The two men, both convicted burglars, spotted Hawke-Petit and Michaela at a local grocery store, followed them and later broke into their home. Komisarjevsky beat Dr. William Petit, the only survivor, with a baseball bat, and Hayes later went with Hawke-Petit to a bank and forced her to withdraw $15,000 under the threat of harming her family.
Authorities said Hayley and Michaela were tied to their beds. Komisarjevsky sexually assaulted Michaela, and Hayes strangled and sexually assaulted Hawke-Petit. The two girls died from smoke inhalation after Komisarjevsky and Hayes set the house on fire and fled before crashing into police cruisers and being arrested.
Hayes said he and Komisarjevsky were going to leave after he returned from the bank with Hawke-Petit.
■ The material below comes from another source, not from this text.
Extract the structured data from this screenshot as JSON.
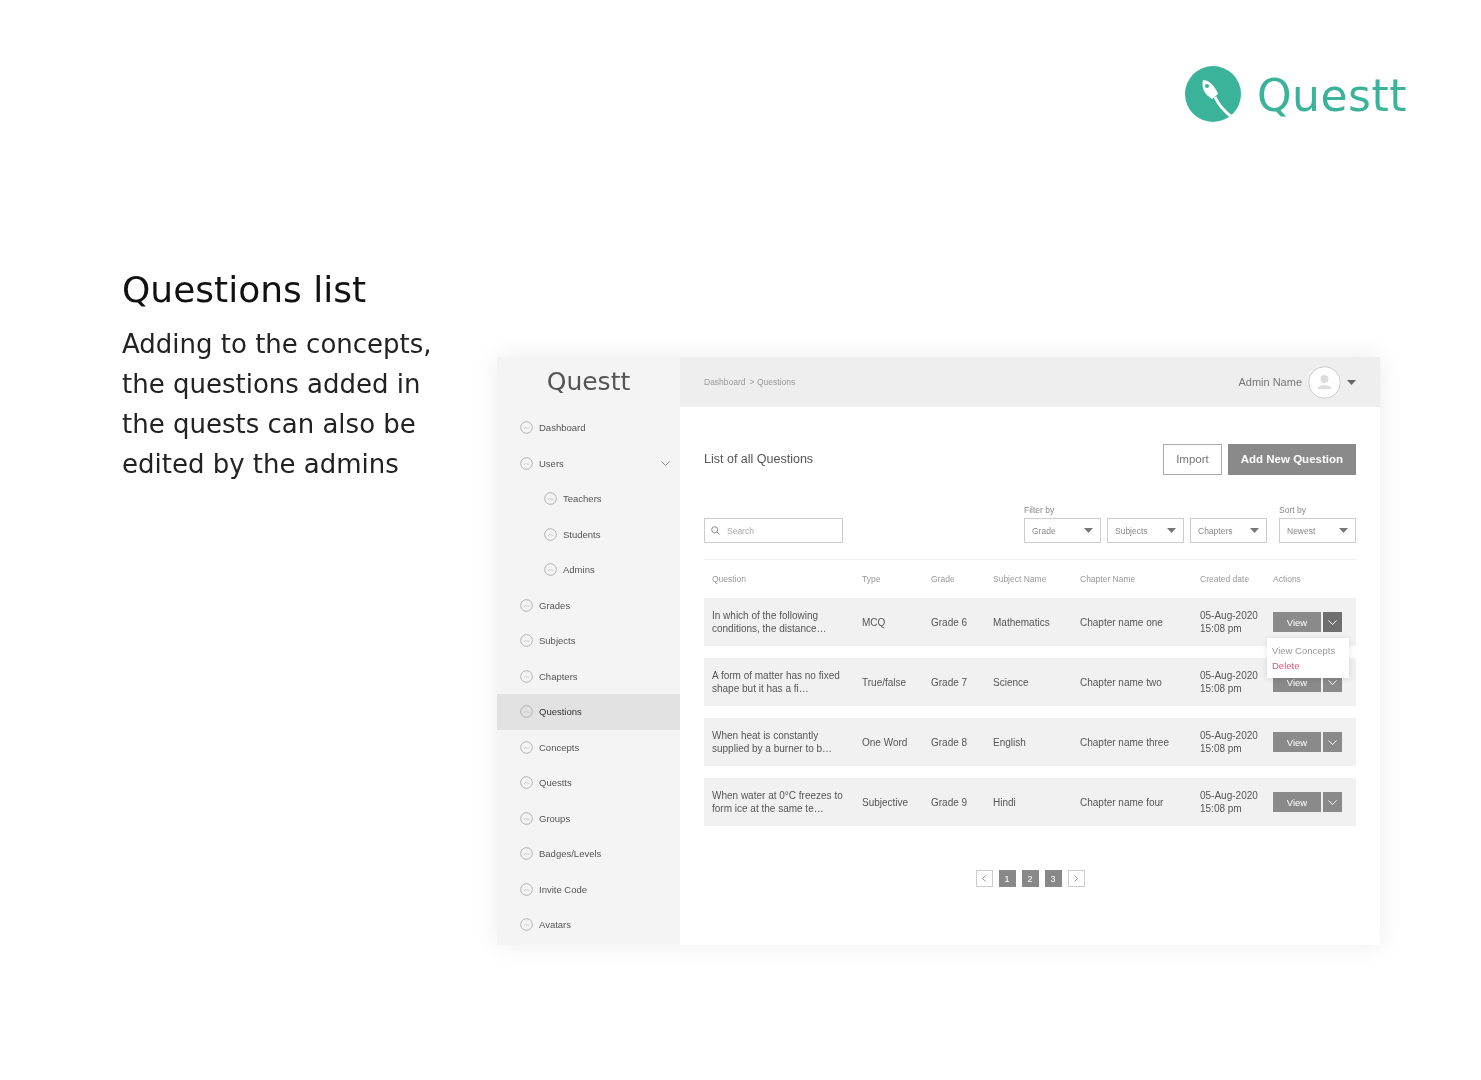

But then, he said, Komisarjevsky told him that he sexually assaulted Michaela.
“I started to lose it,” Hayes said. “Then I looked out the window and saw an unmarked police car. And I just snapped.”
He said what happened next, including his assaulting Hawke-Petit, “wasn't who I am.”
“I wasn't thinking right; I don't know what I was thinking. It was so unlike me.”
Show commenting policy
TribLive commenting policy
- FBI, federal marshals join manhunt for survivalist accused of ambushing troopers
- Glitch in health care law calculator enables employers to offer substandard health care coverage
- Artificial sweeteners possible contributors to diabetes, obesity
- Chinese hack defense contractors
- Dog gone for 4 months found 3,000 miles from home
- House panel OKs move to split Amtrak, focus on profitable Northeast Corridor
- Study ties middle-age migraines, Parkinson’s
- Snowden: U.S. shared info about Americans
- 2 orbiters about to arrive at Mars to hunt for clues to climate change
- S.C. man believed kids were going to kill him, warrant says
- Holder urges bigger reward for whistle-blowers